(Beginning of Data for review)

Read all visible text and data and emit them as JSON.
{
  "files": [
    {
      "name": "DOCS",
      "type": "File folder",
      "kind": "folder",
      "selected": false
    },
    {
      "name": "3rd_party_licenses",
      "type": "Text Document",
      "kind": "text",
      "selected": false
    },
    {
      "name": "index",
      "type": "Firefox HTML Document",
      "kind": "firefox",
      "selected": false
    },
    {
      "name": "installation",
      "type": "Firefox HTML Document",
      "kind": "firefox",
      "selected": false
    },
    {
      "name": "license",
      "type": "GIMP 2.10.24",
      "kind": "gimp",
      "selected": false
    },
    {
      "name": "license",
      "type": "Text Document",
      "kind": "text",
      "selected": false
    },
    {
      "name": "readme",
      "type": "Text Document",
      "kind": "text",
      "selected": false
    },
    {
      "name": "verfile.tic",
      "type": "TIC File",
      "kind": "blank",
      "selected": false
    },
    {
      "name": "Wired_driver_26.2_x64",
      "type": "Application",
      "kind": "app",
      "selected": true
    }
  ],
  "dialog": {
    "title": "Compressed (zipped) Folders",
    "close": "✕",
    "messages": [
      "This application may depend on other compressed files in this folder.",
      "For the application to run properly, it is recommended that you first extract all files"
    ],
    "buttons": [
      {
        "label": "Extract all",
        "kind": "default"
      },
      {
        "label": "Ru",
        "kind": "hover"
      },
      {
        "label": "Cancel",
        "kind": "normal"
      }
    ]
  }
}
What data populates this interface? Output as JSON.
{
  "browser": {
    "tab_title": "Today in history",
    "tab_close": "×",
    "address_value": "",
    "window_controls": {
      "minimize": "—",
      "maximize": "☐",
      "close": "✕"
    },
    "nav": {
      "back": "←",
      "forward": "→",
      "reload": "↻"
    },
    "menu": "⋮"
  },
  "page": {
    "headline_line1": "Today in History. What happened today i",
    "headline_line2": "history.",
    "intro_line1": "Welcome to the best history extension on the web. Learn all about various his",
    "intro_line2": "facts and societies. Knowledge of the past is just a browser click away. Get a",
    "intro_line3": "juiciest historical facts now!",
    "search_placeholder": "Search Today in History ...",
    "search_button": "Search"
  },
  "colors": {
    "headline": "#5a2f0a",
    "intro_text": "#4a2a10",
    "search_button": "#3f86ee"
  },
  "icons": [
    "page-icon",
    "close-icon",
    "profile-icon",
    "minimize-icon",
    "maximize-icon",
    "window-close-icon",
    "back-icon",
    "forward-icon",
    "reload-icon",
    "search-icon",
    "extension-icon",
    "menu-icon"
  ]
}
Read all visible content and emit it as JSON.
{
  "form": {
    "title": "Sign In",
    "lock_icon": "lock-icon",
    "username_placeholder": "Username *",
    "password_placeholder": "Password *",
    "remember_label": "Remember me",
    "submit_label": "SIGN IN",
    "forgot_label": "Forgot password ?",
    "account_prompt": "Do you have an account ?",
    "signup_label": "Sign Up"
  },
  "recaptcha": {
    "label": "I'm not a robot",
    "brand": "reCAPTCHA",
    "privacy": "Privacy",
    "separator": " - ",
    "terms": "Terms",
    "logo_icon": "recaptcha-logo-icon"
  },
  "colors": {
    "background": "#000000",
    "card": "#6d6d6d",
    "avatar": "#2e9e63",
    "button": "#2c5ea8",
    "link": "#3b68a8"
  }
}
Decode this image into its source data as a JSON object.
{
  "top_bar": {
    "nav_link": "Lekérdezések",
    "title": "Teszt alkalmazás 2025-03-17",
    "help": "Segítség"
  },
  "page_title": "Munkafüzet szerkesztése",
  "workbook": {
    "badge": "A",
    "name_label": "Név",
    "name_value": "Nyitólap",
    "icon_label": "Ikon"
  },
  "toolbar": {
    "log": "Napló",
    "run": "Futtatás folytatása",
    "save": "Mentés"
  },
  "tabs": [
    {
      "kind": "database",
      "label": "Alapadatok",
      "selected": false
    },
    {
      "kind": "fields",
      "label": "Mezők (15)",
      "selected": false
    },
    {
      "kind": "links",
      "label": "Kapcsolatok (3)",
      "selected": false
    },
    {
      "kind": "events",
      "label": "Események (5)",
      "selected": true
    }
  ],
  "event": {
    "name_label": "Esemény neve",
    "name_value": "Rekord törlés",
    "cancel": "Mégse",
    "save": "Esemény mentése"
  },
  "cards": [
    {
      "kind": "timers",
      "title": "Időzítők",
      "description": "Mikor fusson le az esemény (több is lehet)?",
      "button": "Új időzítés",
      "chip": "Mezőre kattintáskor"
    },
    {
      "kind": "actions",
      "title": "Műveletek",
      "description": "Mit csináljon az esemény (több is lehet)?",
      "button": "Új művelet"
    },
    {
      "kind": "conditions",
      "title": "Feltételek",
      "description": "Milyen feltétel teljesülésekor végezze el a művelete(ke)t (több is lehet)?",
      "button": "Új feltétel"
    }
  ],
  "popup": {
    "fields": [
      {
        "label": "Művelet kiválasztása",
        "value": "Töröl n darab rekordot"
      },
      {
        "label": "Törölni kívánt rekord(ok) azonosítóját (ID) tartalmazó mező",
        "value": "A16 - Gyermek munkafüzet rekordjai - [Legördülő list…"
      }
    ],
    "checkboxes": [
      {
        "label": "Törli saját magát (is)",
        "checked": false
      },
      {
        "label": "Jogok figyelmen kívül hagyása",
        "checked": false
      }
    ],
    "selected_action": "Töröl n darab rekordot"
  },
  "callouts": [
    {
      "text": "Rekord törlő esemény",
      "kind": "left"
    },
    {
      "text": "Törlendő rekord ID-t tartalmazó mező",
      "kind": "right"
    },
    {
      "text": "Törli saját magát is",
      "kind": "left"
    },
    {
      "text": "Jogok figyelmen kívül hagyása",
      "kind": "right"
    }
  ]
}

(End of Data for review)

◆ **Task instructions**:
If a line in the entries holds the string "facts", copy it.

◆ **Task response**:
    "intro_line2": "facts and societies. Knowledge of the past is just a browser click away. Get a",
    "intro_line3": "juiciest historical facts now!",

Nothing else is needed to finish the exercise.